Year to date, Alphabet’s share price is up just 8.34% (through 5 October), while Apple’s [AAPL] share price has jumped 55.15% and Facebook’s [FB] share price has risen 26.16%.
That said, Alphabet’s share price is 43.6% above its 52-week low of $1,013.54, which it dropped to on 23 March. Despite hitting an all-time high of $1,733.18 on 2 September, though, the tech stock rout has seen Alphabet’s share price drop back circa 16% since then.
So, what is hampering its performance, and can Alphabet’s share price start to impress investors soon?
Aside from the uncertainty and volatility currently surrounding tech stocks, some investors may be spooked by news that the US Department of Justice’s plans to bring an antitrust case against the company are picking up pace. Alphabet has been accused of prioritising its own services and products when users perform a Google search.
According to a New York Times report on 3 September, officials had told lawyers to wrap up their preparation work by the end of the month.
This, combined with the tech stock sell-off, is likely to have contributed to Alphabet’s share price closing down just short of 3% on 4 September.
Another factor that will have contributed to Alphabet’s share price stalling is the impact the coronavirus pandemic has had on advertising internationally. Despite much of the global population being encouraged by governments to spend more time in the home and, as a result, spending more time online, job and income uncertainty has meant that fewer people, at least in the US, were using Google to search for purchases than before the pandemic started.
Alphabet’s total revenue for Q2 2020 was $38.2bn, a 2% year-over-year decline but slightly higher than the $37.46bn analysts had expected. The company earns the bulk of its revenue via Google Ads and Search Advertising, which was down 10% from the year-ago quarter at $21.3bn.
The silver lining for Alphabet was that its cloud segment enjoyed a 42% year-over-year boost thanks to the rise in home and remote working, which brought with it an increased demand for cloud services and software.
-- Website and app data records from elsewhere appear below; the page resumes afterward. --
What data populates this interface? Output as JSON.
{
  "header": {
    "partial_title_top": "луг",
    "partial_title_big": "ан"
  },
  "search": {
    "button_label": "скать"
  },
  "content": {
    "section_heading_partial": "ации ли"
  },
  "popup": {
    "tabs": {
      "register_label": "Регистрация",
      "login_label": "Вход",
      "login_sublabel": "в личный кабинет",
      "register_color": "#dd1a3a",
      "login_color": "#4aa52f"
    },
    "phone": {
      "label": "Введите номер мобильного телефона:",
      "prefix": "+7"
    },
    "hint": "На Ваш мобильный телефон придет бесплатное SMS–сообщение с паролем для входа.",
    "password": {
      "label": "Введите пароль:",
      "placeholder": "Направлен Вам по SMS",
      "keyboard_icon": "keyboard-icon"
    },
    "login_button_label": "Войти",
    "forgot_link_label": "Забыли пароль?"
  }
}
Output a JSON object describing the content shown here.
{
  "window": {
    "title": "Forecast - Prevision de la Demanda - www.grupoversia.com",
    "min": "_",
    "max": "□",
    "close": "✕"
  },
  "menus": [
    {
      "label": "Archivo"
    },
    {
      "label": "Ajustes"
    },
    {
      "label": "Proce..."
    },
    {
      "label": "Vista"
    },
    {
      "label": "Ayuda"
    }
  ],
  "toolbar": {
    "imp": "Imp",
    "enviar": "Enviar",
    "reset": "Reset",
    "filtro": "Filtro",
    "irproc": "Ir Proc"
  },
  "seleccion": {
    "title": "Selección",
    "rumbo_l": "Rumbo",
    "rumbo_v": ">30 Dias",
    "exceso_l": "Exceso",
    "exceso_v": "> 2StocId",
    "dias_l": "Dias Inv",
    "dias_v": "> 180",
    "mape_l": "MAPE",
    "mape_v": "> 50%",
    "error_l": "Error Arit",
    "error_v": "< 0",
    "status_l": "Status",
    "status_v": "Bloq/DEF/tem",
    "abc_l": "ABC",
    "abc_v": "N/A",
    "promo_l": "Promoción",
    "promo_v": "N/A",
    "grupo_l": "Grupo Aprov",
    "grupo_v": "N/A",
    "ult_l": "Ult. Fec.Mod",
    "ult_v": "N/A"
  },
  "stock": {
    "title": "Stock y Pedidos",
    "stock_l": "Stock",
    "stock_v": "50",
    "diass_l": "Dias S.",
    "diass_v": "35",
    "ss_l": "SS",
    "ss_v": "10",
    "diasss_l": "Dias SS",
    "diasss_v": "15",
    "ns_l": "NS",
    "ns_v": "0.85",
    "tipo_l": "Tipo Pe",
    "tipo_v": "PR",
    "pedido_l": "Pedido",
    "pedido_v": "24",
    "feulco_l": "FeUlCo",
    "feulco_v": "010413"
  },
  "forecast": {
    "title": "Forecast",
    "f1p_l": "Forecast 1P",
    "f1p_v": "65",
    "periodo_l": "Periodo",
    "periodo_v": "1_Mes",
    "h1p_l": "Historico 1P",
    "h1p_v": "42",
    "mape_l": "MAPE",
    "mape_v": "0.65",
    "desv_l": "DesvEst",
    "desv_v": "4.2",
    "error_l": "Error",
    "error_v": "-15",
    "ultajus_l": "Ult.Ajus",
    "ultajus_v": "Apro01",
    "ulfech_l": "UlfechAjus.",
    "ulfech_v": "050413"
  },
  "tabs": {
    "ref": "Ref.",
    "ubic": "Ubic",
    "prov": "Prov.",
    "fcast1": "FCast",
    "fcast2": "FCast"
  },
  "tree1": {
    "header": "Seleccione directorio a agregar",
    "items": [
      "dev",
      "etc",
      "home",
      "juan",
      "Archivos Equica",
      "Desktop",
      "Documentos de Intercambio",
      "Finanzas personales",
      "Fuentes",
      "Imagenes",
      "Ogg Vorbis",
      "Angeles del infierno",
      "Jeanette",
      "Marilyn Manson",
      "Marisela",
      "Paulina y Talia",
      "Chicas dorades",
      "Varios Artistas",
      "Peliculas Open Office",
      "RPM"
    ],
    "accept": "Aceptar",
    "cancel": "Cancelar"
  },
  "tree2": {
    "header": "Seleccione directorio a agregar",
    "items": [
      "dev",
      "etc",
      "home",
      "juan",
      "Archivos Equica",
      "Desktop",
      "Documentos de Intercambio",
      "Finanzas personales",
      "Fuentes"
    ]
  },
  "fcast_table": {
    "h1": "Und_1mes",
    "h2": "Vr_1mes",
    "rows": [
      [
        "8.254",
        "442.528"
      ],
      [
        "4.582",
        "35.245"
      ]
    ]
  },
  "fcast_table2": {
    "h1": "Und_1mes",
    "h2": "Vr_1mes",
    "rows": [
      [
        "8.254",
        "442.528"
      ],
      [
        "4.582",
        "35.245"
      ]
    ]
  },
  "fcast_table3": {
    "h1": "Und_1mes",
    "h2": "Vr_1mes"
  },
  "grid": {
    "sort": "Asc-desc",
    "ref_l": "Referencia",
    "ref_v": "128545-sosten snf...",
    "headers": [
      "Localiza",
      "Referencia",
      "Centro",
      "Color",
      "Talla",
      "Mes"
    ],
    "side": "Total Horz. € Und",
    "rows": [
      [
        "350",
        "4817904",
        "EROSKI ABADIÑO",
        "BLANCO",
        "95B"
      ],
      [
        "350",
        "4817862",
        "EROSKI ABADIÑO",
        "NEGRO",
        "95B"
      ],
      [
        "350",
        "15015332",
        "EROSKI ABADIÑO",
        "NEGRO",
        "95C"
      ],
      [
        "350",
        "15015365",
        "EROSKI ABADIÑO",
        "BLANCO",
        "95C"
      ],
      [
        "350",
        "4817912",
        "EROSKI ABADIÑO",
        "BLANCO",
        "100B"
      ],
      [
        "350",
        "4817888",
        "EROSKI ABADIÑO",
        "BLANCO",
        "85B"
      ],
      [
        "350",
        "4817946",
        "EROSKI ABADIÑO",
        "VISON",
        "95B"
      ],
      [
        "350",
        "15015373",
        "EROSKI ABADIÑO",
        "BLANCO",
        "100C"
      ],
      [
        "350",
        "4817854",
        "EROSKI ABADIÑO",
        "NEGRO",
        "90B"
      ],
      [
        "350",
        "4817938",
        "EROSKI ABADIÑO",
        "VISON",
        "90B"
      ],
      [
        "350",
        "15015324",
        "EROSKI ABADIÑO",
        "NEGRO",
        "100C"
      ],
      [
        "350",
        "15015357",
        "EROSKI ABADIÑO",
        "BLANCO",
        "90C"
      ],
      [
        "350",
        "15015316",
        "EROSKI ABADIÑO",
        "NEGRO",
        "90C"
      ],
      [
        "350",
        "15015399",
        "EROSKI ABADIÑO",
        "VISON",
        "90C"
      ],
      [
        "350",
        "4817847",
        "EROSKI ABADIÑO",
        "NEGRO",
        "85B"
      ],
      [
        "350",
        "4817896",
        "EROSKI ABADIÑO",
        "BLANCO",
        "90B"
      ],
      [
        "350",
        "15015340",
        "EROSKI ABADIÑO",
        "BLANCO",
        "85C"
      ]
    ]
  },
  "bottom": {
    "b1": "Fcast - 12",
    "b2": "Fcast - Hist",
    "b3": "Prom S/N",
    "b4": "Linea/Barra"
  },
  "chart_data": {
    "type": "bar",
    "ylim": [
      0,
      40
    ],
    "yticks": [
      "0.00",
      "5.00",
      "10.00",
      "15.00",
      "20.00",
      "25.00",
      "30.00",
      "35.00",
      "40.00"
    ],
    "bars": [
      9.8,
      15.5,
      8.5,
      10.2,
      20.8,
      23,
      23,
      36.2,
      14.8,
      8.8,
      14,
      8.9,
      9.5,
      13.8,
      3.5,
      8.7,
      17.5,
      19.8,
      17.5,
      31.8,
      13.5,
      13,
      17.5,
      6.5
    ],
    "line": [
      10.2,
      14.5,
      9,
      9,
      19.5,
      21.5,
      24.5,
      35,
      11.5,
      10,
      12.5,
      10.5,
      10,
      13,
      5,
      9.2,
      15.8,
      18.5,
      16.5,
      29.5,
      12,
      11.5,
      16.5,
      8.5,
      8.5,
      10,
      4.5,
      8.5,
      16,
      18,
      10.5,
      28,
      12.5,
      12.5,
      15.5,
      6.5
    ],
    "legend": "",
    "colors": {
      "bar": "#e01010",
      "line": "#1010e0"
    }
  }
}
However, the $3.01bn it brought in for its cloud revenue accounts for just 8% of its total revenue, and the company has a smaller cloud market share than both Amazon [AMZN] and Microsoft [MSFT].
Despite Q2 2020 representing the first-ever year-over-year decline in total revenue since going public, Alphabet is cautiously optimistic that things will improve in the quarters ahead.
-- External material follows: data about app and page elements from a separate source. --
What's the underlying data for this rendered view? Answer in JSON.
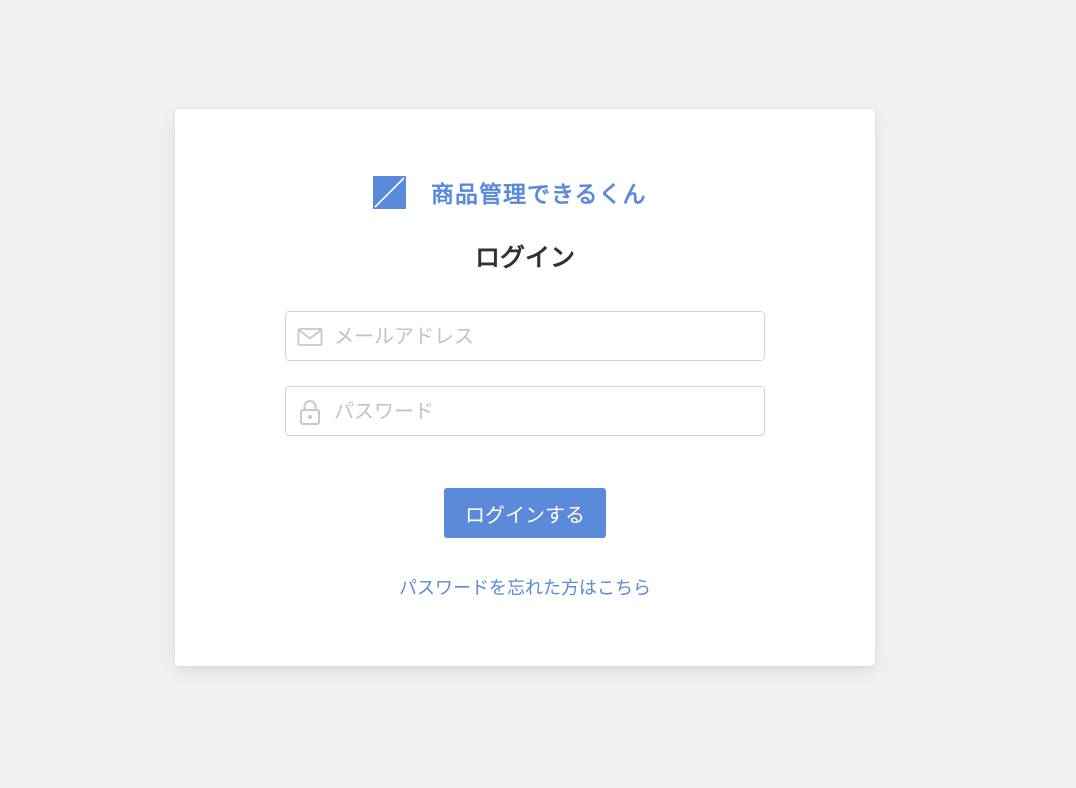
{
  "brand": {
    "name": "商品管理できるくん",
    "logo_icon": "slash-square-logo",
    "color": "#5a8ad9"
  },
  "login_form": {
    "title": "ログイン",
    "email": {
      "icon": "envelope-icon",
      "placeholder": "メールアドレス",
      "value": ""
    },
    "password": {
      "icon": "lock-icon",
      "placeholder": "パスワード",
      "value": ""
    },
    "submit_label": "ログインする",
    "forgot_password_label": "パスワードを忘れた方はこちら"
  },
  "colors": {
    "accent": "#5a8ad9",
    "background": "#f0f1f1",
    "card": "#ffffff",
    "title_text": "#2f3136",
    "placeholder": "#c3c3c3",
    "border": "#d4d4d4"
  }
}
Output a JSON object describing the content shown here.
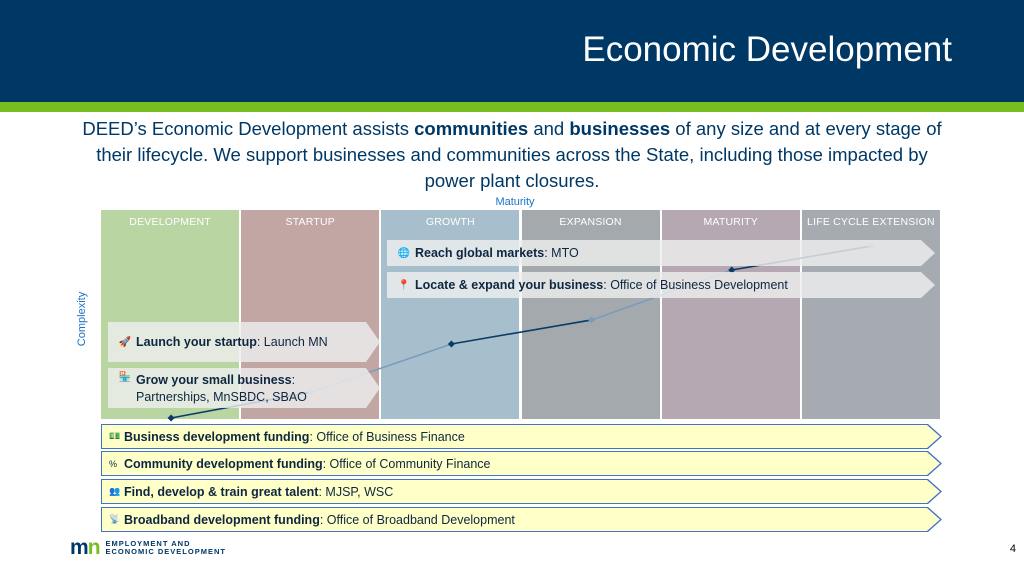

What the analysts think
Meanwhile, Morgan Stanley analyst Brian Nowak sees reasons to be cheerful with the holiday season just around the corner. He has reiterated an Overweight rating for the stock and raised his price target slightly from $1,760 to $1,800, which would see a 21.4% increase on Alphabet’s share price as of 5 October’s close.
Nowak acknowledges that the pandemic may have seen people more reluctant to spend money on big purchases, but they will still buy presents in the run up to Thanksgiving and Christmas. More purchases mean more people using Google to search for products and to compare prices.
“Even when consumers know the exact products they want to purchase, nearly one out of five will visit Google first,” Nowak wrote in a note seen by Barron’s.
He said that half of Amazon Prime members will turn to the search engine when researching products. Amazon Prime Day 2020 has been delayed due to the pandemic and is now set to take place on 13-14 October, and it should result in a significant increase in Google’s web traffic. Overall, e-commerce accounts for between 25% and 30% of Alphabet’s search revenue, he added.
Bank of America Securities analyst Justin Post also considers the stock a Buy and has set a target of $1,850 on Alphabet’s share price, according to Benzinga.
While the prospect of an antitrust lawsuit looms large, Post says that any negative impact on the share price will be material and in reaction to any news on the case. Litigation could take between two and three years to complete, by which time the case may have been settled financially.
It would appear that Wall Street is in agreement that any lawsuit is unlikely to impact Alphabet’s share price too much. MarketBeat data shows there are currently 44 ratings for the stock, of which 41 are Buy and three a Hold. The consensus 12-month median price target is $1,672.86.
|PE ratio (TTM)||32.60|
|Quarterly Revenue Growth (YoY)||-1.7%|
|Alphabet share price vitals, Yahoo Finance, 6 October 2020|
Source: This content has been produced by Opto trading intelligence for Century Financial and was originally published on cmcmarkets.com/en-gb/opto